Implementing Safety Measures Before a Tornado
You can often have enough time to prepare for the incoming storm. It is crucial to stay informed and become abreast of weather news. Monitor weather alerts and warnings from the National Weather Service (NWS) or your local meteorological authority.
Create a Safety Plan
Create a family or household tornado emergency plan. This will help you and your loved ones know what to do in a tornado. Designate the safest place during a tornado or a safe meeting place within your home. This can be a safe room, the basement, a storm cellar, or a small, windowless interior room on the lowest floor.
Ensure all family members know the safe spot and how to get there quickly. You can perform routine drills so your family knows how to stay safe during a tornado and how to get to your safe room quickly.
Prepare An Emergency Kit
Consider preparing an emergency kit with all essential supplies lasting at least 72 hours. It can take around three days for help from emergency services to get to a tornado-stricken area.
Your 72-hour kit should include non-perishable food, water, flashlight, batteries, a first-aid kit, essential documents, and necessary medications. All these items should be stored in an easy-to-carry bag, which you can bring in case you have to evacuate. Ensure everyone knows where this kit is kept and have enough kits in your safe room, one for each family member.
Establish communication methods to stay in contact with family members during a tornado and other severe weather events. Have a battery-powered weather radio or a NOAA Weather Radio to receive updates. Many cell phone carriers may be down during weather incidents. For this reason, it is best to use other equipment, such as two-way radios. In addition, make sure family members know where to go in a tornado.

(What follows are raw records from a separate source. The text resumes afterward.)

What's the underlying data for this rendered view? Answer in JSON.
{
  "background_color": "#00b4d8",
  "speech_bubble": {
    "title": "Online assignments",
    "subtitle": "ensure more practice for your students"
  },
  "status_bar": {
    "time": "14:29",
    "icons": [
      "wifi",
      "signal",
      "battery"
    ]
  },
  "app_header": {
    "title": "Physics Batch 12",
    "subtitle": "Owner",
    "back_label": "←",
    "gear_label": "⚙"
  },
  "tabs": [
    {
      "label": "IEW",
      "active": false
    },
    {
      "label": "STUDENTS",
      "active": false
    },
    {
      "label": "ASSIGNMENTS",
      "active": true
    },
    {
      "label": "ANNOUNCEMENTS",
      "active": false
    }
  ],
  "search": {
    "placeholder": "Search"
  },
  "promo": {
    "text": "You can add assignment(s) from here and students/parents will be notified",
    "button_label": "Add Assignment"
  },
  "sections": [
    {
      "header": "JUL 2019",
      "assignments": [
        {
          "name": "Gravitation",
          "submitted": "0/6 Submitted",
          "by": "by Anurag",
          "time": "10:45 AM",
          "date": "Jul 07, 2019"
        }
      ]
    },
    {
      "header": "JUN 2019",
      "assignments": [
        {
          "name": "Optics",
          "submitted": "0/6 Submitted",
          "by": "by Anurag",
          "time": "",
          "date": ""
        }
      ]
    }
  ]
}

Secure Your Home
According to the National Oceanic and Atmospheric Administration (NOAA), around 1,000 tornadoes occur in the country each year on average. In 2022, these extreme weather events caused $700 million in crop and property damage.
Homeowners can prevent such losses by reinforcing a home’s structural integrity by installing storm shutters or reinforcing windows and doors. In addition, you can anchor outdoor objects that could become projectiles during high winds.
What to do in a Tornado?
The CDC recommends taking shelter immediately in a tornado or hurricane. Family members must know what to do in a tornado. Tornado warnings will be issued once one is detected by radar or sighted by specialists. It is crucial to stay up-to-date by tuning in to the NOAA weather radio for updates.
After a tornado warning is issued in your area, it is crucial to take immediate action. Take shelter in your safe room or other designated safe place. Your safe room is considered the safest place during a tornado. Cover yourself with mattresses, heavy blankets, and other protective materials. Make sure you have enough supplies in your safe room for everyone inside. Don’t stay in mobile homes or vehicles when a tornado strikes. Seek more secure shelter immediately.
Don’t Venture Out
Do not attempt to watch the tornado as it passes over your home or even from a distance. Tornadoes can change direction rapidly, and flying debris can be hurled in your path without you knowing.
Install Well-Designed Safe Rooms
Remember that tornadoes can strike with little warning, so being prepared and having a plan is essential to staying safe. A safe room in your home provides the necessary protection during these catastrophic events.
Lone Star Safe Rooms provide above-ground shelters that can be incorporated into new construction or older homes. Our shelters are designed to exceed FEMA’s safety requirements. Contact our specialists today to learn more.